williwaw \WIH-lih-waw\ noun
1 a : a sudden violent gust of cold land air common along mountainous coasts of high latitudes
1 b : a sudden violent wind
2 : a violent commotion
"The williwaw screamed down the mountains like an avalanche of air and slammed into the fishing vessel with enough force to nearly capsize her."
Did You Know?
"Beware any place where they have a name for the wind." When she gave that advice in The Anchorage Daily News in July 1998, Dr. Jane Kelly was referring to the dangerous winds known as "williwaws" that build up on the windward side of coastal mountains in the Aleutian Islands, then suddenly surge over the top in one great gust.

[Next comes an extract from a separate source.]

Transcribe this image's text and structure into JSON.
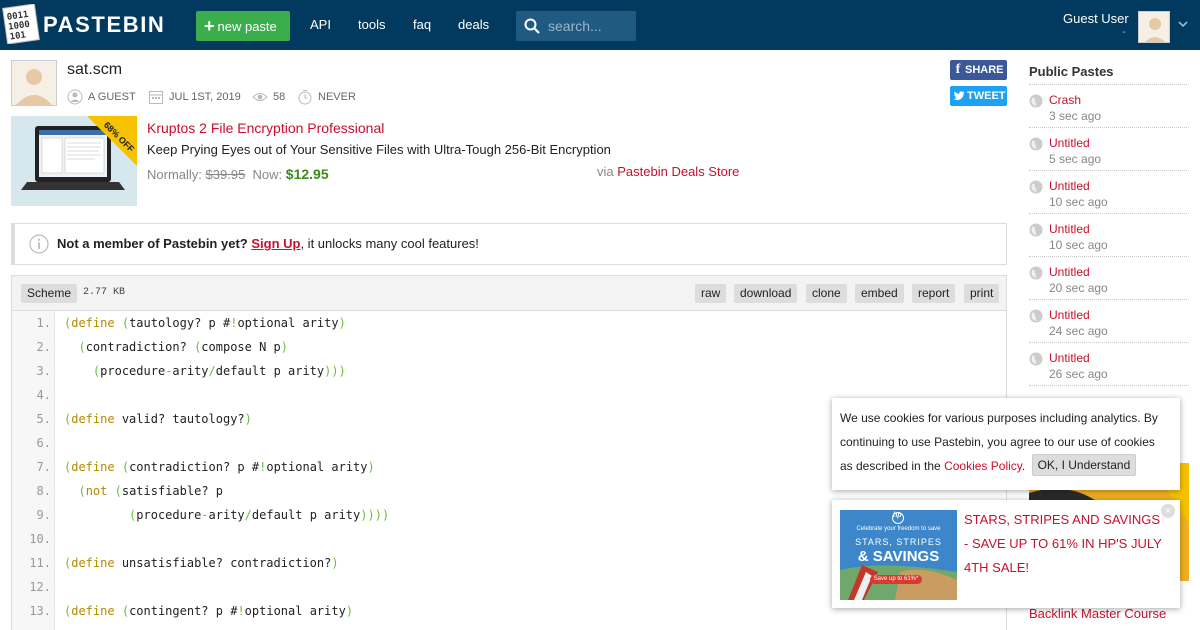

To unsuspecting sailors or pilots, such a wind seems to come out of nowhere—just like the wind's name did some 150 years ago. All anyone knows about the origin of "williwaw" is that it was first used by sailors in the 1840s to name fierce winds in the Strait of Magellan at the southern tip of South America.
I could have sworn that I posted this one. I had severe déjà vu looking at this word.